In their more recent study that expands on their previous work, Thomas et al. now report on how the modulation of the stiffness of the extracellular environment during a microgel-mediated preconditioning period can alter the ability of MSCs and significantly improve therapeutic angiogenesis in a severe rodent model of critical limb ischemia [2].

The authors studied a 96-hour preconditioning stage of MSCs in three-dimensional collagen-based microgels of different stiffness, which they achieved by altering the macromolecular concentration surrounding the cells. Interestingly, altering microgel stiffness offered the ability to “tune” the proangiogenic phenotype of MSCs through induced alterations to cell morphology, extracellular matrix stiffness, and integrin signaling. Interestingly, soft microgels boosted the therapeutic abilities of numbers of cell doses significantly lower than the preclinical standard (50,000). Indeed, the in vivo administration of low numbers of soft microgel-cultured MSCs in a preclinical severe hindlimb ischemia model promoted accelerated de novo blood vessel formation with a reduced inflammatory response, which combined to impede ongoing tissue damage.

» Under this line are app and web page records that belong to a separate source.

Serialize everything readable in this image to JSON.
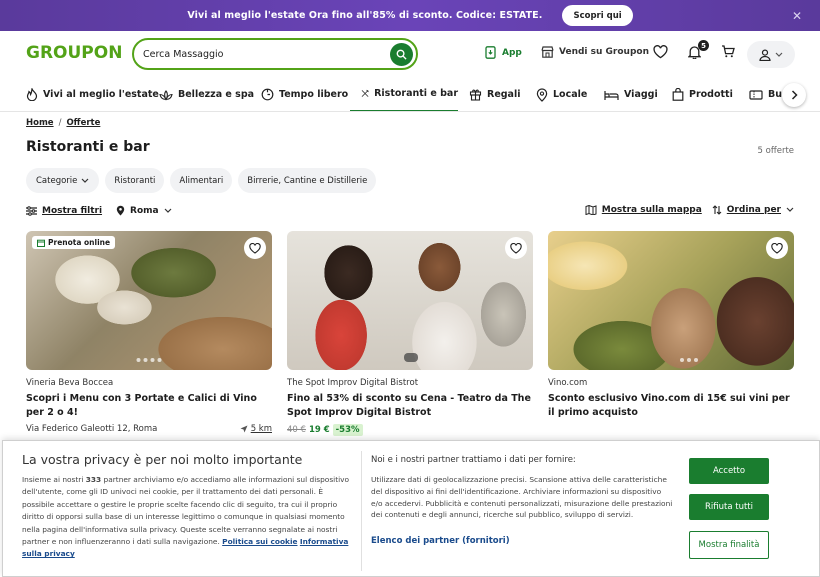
{
  "promo": {
    "text": "Vivi al meglio l'estate Ora fino all'85% di sconto. Codice: ESTATE.",
    "button": "Scopri qui",
    "close": "✕"
  },
  "header": {
    "logo": "GROUPON",
    "search_value": "Cerca Massaggio",
    "app_label": "App",
    "sell_label": "Vendi su Groupon",
    "notification_count": "5"
  },
  "nav": {
    "items": [
      {
        "label": "Vivi al meglio l'estate"
      },
      {
        "label": "Bellezza e spa"
      },
      {
        "label": "Tempo libero"
      },
      {
        "label": "Ristoranti e bar"
      },
      {
        "label": "Regali"
      },
      {
        "label": "Locale"
      },
      {
        "label": "Viaggi"
      },
      {
        "label": "Prodotti"
      },
      {
        "label": "Buo"
      }
    ]
  },
  "breadcrumb": {
    "home": "Home",
    "sep": "/",
    "current": "Offerte"
  },
  "page": {
    "title": "Ristoranti e bar",
    "count": "5 offerte"
  },
  "chips": [
    "Categorie",
    "Ristoranti",
    "Alimentari",
    "Birrerie, Cantine e Distillerie"
  ],
  "filters": {
    "show_filters": "Mostra filtri",
    "location": "Roma",
    "show_map": "Mostra sulla mappa",
    "sort": "Ordina per"
  },
  "cards": [
    {
      "tag": "Prenota online",
      "merchant": "Vineria Beva Boccea",
      "title": "Scopri i Menu con 3 Portate e Calici di Vino per 2 o 4!",
      "address": "Via Federico Galeotti 12, Roma",
      "distance": "5 km"
    },
    {
      "merchant": "The Spot Improv Digital Bistrot",
      "title": "Fino al 53% di sconto su Cena - Teatro da The Spot Improv Digital Bistrot",
      "old_price": "40 €",
      "new_price": "19 €",
      "discount": "-53%"
    },
    {
      "merchant": "Vino.com",
      "title": "Sconto esclusivo Vino.com di 15€ sui vini per il primo acquisto"
    }
  ],
  "privacy": {
    "title": "La vostra privacy è per noi molto importante",
    "body_pre": "Insieme ai nostri ",
    "partner_count": "333",
    "body_post": " partner archiviamo e/o accediamo alle informazioni sul dispositivo dell'utente, come gli ID univoci nei cookie, per il trattamento dei dati personali. È possibile accettare o gestire le proprie scelte facendo clic di seguito, tra cui il proprio diritto di opporsi sulla base di un interesse legittimo o comunque in qualsiasi momento nella pagina dell'informativa sulla privacy. Queste scelte verranno segnalate ai nostri partner e non influenzeranno i dati sulla navigazione.",
    "cookie_link": "Politica sui cookie",
    "privacy_link": "Informativa sulla privacy",
    "right_title": "Noi e i nostri partner trattiamo i dati per fornire:",
    "right_body": "Utilizzare dati di geolocalizzazione precisi. Scansione attiva delle caratteristiche del dispositivo ai fini dell'identificazione. Archiviare informazioni su dispositivo e/o accedervi. Pubblicità e contenuti personalizzati, misurazione delle prestazioni dei contenuti e degli annunci, ricerche sul pubblico, sviluppo di servizi.",
    "partners_link": "Elenco dei partner (fornitori)",
    "accept": "Accetto",
    "reject": "Rifiuta tutti",
    "purposes": "Mostra finalità"
  }
}
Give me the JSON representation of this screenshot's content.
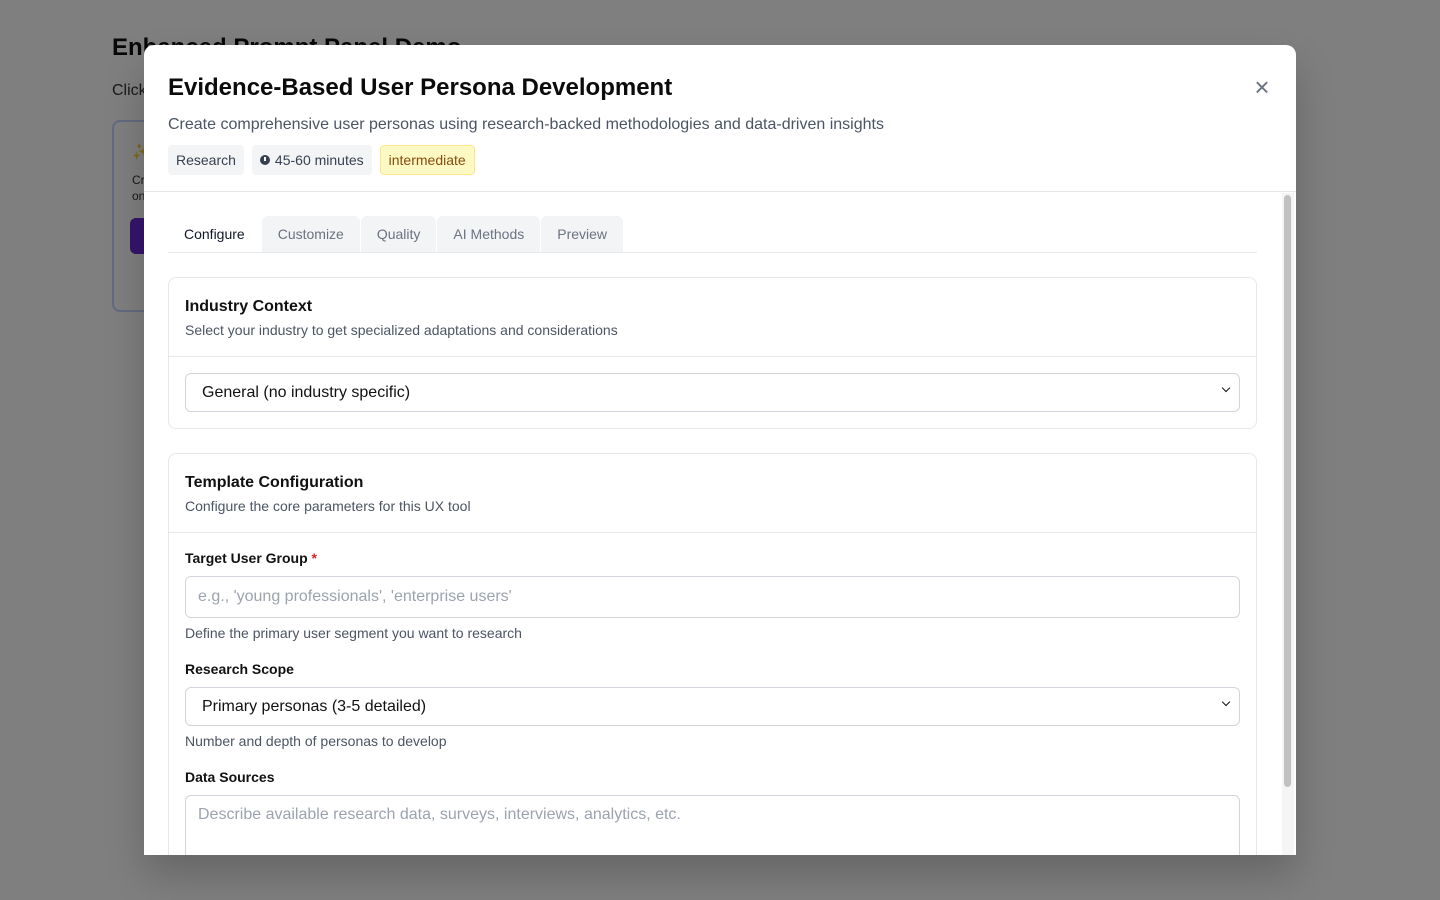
{
  "background": {
    "title": "Enhanced Prompt Panel Demo",
    "subtitle": "Click",
    "card_icon": "sparkles-icon",
    "card_text": "Cr\non"
  },
  "modal": {
    "title": "Evidence-Based User Persona Development",
    "description": "Create comprehensive user personas using research-backed methodologies and data-driven insights",
    "badges": {
      "category": "Research",
      "duration": "45-60 minutes",
      "level": "intermediate"
    },
    "close_label": "×"
  },
  "tabs": [
    "Configure",
    "Customize",
    "Quality",
    "AI Methods",
    "Preview"
  ],
  "active_tab": "Configure",
  "industry": {
    "title": "Industry Context",
    "subtitle": "Select your industry to get specialized adaptations and considerations",
    "selected": "General (no industry specific)"
  },
  "template": {
    "title": "Template Configuration",
    "subtitle": "Configure the core parameters for this UX tool",
    "target_user_group": {
      "label": "Target User Group",
      "required_mark": "*",
      "placeholder": "e.g., 'young professionals', 'enterprise users'",
      "help": "Define the primary user segment you want to research"
    },
    "research_scope": {
      "label": "Research Scope",
      "selected": "Primary personas (3-5 detailed)",
      "help": "Number and depth of personas to develop"
    },
    "data_sources": {
      "label": "Data Sources",
      "placeholder": "Describe available research data, surveys, interviews, analytics, etc."
    }
  },
  "colors": {
    "overlay": "rgba(0,0,0,0.5)",
    "level_badge_bg": "#fef9c3",
    "level_badge_text": "#854d0e",
    "required": "#dc2626"
  }
}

Overall, the authors provide evidence that microgel-mediated preconditioning can improve the therapeutic potential of MSCs to the degree that the localized administration of a low cell dose can prompt enhanced results in preclinical hindlimb ischemia studies. Importantly, low cell dose administration represents a promising treatment option that would aid faster tissue repair and reperfusion in “no-option” patients suffering from peripheral arterial diseases. 

The team notes that their subsequent studies will investigate how the MSC extracellular matrix composition alters during microgel-mediated preconditioning and how extracellular matrix mechanics impact the expression of cellular receptors. Additionally, the authors anticipate that their platform can be employed to replicate native cellular microenvironments that will enhance the regenerative capacity of a range of stem cell types.

For more on how enhanced culture substrates can boost stem cell-based regenerative therapies, stay tuned to the Stem Cells Portal!

References

  1. Thomas D, Fontana G, Chen X, et al., A shape-controlled tuneable microgel platform to modulate angiogenic paracrine responses in stem cells. Biomaterials 2014;35:8757-8766.
  2. Thomas D, Marsico G, Mohd Isa IL, et al., Temporal changes guided by mesenchymal stem cells on a 3D microgel platform enhance angiogenesis in vivo at a low-cell dose. Proceedings of the National Academy of Sciences 2020;117:19033.